By Tweety Yates, Ph.D.
Did you know that social-emotional development and early literacy development occur on a parallel path within the context of positive relationships? Well, they do! When we begin to see the ways in which literacy and social-emotional skills are interwoven, we see the importance of intentionally finding ways to embed strategies that connect them. It is through those everyday interactions in safe and nurturing environments when adults share books, tell stories, sing songs, talk, and play with infants, toddlers, and preschoolers that our children thrive! And the earlier we start the better!
Books and storytelling can be the perfect tools to engage and excite children with stories that include social-emotional and literacy concepts. Developing a love of books at an early age is key to being a successful lifelong learner. The more books we read to children, the more they can feel competent and confident in developing and telling their own stories. Books can help them learn new vocabulary words, develop print awareness, have conversations about big feelings and how the characters deal with those feelings! We have learned that the real value is not simply in reading books to children, but in the quality of the read-aloud interactions (McGee & Schickedanz, 2007).

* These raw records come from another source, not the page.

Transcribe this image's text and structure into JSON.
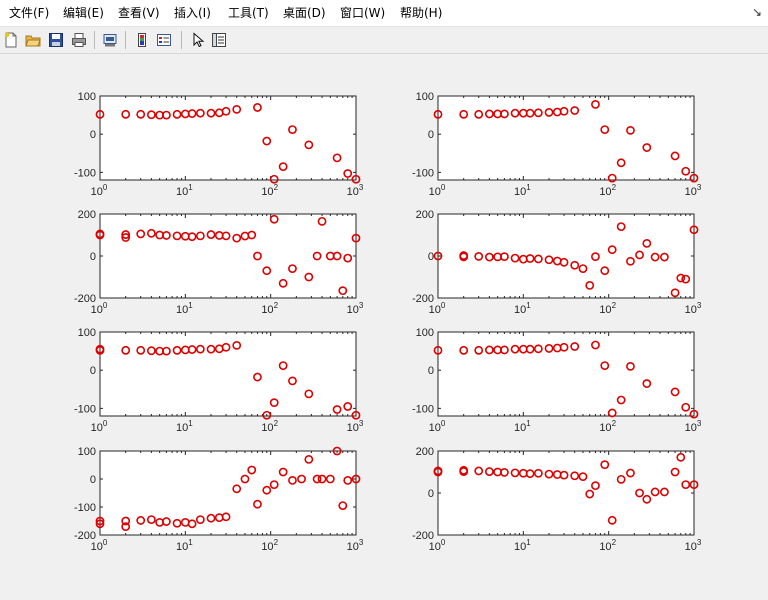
{
  "menu": {
    "items": [
      "文件(F)",
      "编辑(E)",
      "查看(V)",
      "插入(I)",
      "工具(T)",
      "桌面(D)",
      "窗口(W)",
      "帮助(H)"
    ],
    "corner_arrow": "↘"
  },
  "toolbar": {
    "buttons": [
      "new-file-icon",
      "open-folder-icon",
      "save-icon",
      "print-icon",
      "print-preview-icon",
      "colorbar-icon",
      "legend-icon",
      "pointer-icon",
      "property-editor-icon"
    ]
  },
  "style": {
    "marker_color": "#dd0000",
    "axes_bg": "#ffffff",
    "figure_bg": "#f0f0f0"
  },
  "chart_data": [
    {
      "type": "scatter",
      "xscale": "log",
      "xlim": [
        1,
        1000
      ],
      "ylim": [
        -120,
        100
      ],
      "yticks": [
        "100",
        "0",
        "-100"
      ],
      "x": [
        1,
        2,
        3,
        4,
        5,
        6,
        8,
        10,
        12,
        15,
        20,
        25,
        30,
        40,
        70,
        90,
        110,
        140,
        180,
        280,
        600,
        800,
        1000
      ],
      "y": [
        52,
        52,
        52,
        51,
        50,
        50,
        52,
        53,
        54,
        55,
        55,
        56,
        60,
        65,
        70,
        -18,
        -118,
        -85,
        12,
        -28,
        -62,
        -103,
        -118
      ]
    },
    {
      "type": "scatter",
      "xscale": "log",
      "xlim": [
        1,
        1000
      ],
      "ylim": [
        -120,
        100
      ],
      "yticks": [
        "100",
        "0",
        "-100"
      ],
      "x": [
        1,
        2,
        3,
        4,
        5,
        6,
        8,
        10,
        12,
        15,
        20,
        25,
        30,
        40,
        70,
        90,
        110,
        140,
        180,
        280,
        600,
        800,
        1000
      ],
      "y": [
        52,
        52,
        52,
        53,
        53,
        53,
        55,
        55,
        55,
        56,
        57,
        58,
        60,
        62,
        78,
        12,
        -115,
        -75,
        10,
        -35,
        -57,
        -97,
        -115
      ]
    },
    {
      "type": "scatter",
      "xscale": "log",
      "xlim": [
        1,
        1000
      ],
      "ylim": [
        -200,
        200
      ],
      "yticks": [
        "200",
        "0",
        "-200"
      ],
      "x": [
        1,
        1,
        2,
        2,
        3,
        4,
        5,
        6,
        8,
        10,
        12,
        15,
        20,
        25,
        30,
        40,
        50,
        60,
        70,
        90,
        110,
        140,
        180,
        280,
        350,
        400,
        500,
        600,
        700,
        800,
        1000
      ],
      "y": [
        100,
        105,
        88,
        102,
        105,
        108,
        100,
        98,
        96,
        94,
        92,
        96,
        102,
        98,
        96,
        85,
        95,
        100,
        0,
        -70,
        175,
        -130,
        -60,
        -100,
        0,
        165,
        0,
        0,
        -165,
        -10,
        85
      ]
    },
    {
      "type": "scatter",
      "xscale": "log",
      "xlim": [
        1,
        1000
      ],
      "ylim": [
        -200,
        200
      ],
      "yticks": [
        "200",
        "0",
        "-200"
      ],
      "x": [
        1,
        2,
        2,
        3,
        4,
        5,
        6,
        8,
        10,
        12,
        15,
        20,
        25,
        30,
        40,
        50,
        60,
        70,
        90,
        110,
        140,
        180,
        230,
        280,
        350,
        450,
        600,
        700,
        800,
        1000
      ],
      "y": [
        0,
        2,
        -4,
        -2,
        -5,
        -4,
        -3,
        -10,
        -15,
        -12,
        -14,
        -18,
        -24,
        -30,
        -44,
        -60,
        -140,
        -3,
        -70,
        30,
        140,
        -25,
        5,
        60,
        -5,
        -5,
        -175,
        -105,
        -110,
        125
      ]
    },
    {
      "type": "scatter",
      "xscale": "log",
      "xlim": [
        1,
        1000
      ],
      "ylim": [
        -120,
        100
      ],
      "yticks": [
        "100",
        "0",
        "-100"
      ],
      "x": [
        1,
        1,
        2,
        3,
        4,
        5,
        6,
        8,
        10,
        12,
        15,
        20,
        25,
        30,
        40,
        70,
        90,
        110,
        140,
        180,
        280,
        600,
        800,
        1000
      ],
      "y": [
        52,
        55,
        52,
        52,
        51,
        50,
        50,
        52,
        53,
        54,
        55,
        55,
        56,
        60,
        65,
        -18,
        -118,
        -85,
        12,
        -28,
        -62,
        -103,
        -95,
        -118
      ]
    },
    {
      "type": "scatter",
      "xscale": "log",
      "xlim": [
        1,
        1000
      ],
      "ylim": [
        -120,
        100
      ],
      "yticks": [
        "100",
        "0",
        "-100"
      ],
      "x": [
        1,
        2,
        3,
        4,
        5,
        6,
        8,
        10,
        12,
        15,
        20,
        25,
        30,
        40,
        70,
        90,
        110,
        140,
        180,
        280,
        600,
        800,
        1000
      ],
      "y": [
        52,
        52,
        52,
        53,
        53,
        53,
        55,
        55,
        55,
        56,
        57,
        58,
        60,
        62,
        66,
        12,
        -112,
        -78,
        10,
        -35,
        -57,
        -97,
        -115
      ]
    },
    {
      "type": "scatter",
      "xscale": "log",
      "xlim": [
        1,
        1000
      ],
      "ylim": [
        -200,
        100
      ],
      "yticks": [
        "100",
        "0",
        "-100",
        "-200"
      ],
      "x": [
        1,
        1,
        2,
        2,
        3,
        4,
        5,
        6,
        8,
        10,
        12,
        15,
        20,
        25,
        30,
        40,
        50,
        60,
        70,
        90,
        110,
        140,
        180,
        230,
        280,
        350,
        400,
        500,
        600,
        700,
        800,
        1000
      ],
      "y": [
        -150,
        -160,
        -170,
        -150,
        -148,
        -145,
        -155,
        -152,
        -158,
        -155,
        -160,
        -145,
        -140,
        -138,
        -135,
        -35,
        0,
        32,
        -90,
        -40,
        -20,
        25,
        -5,
        0,
        70,
        0,
        0,
        0,
        100,
        -95,
        -5,
        0
      ]
    },
    {
      "type": "scatter",
      "xscale": "log",
      "xlim": [
        1,
        1000
      ],
      "ylim": [
        -200,
        200
      ],
      "yticks": [
        "200",
        "0",
        "-200"
      ],
      "x": [
        1,
        1,
        2,
        2,
        3,
        4,
        5,
        6,
        8,
        10,
        12,
        15,
        20,
        25,
        30,
        40,
        50,
        60,
        70,
        90,
        110,
        140,
        180,
        230,
        280,
        350,
        450,
        600,
        700,
        800,
        1000
      ],
      "y": [
        100,
        105,
        102,
        108,
        105,
        102,
        100,
        98,
        96,
        94,
        92,
        94,
        90,
        88,
        85,
        82,
        78,
        -5,
        35,
        135,
        -130,
        65,
        95,
        0,
        -30,
        5,
        5,
        100,
        170,
        40,
        40
      ]
    }
  ]
}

McGee, L. M., & Schickedanz, J. A. (2007). Repeated interactive read‐alouds in preschool and kindergarten. The Reading Teacher, 60(8), 742-751.
Image from Pixabay.com, CC0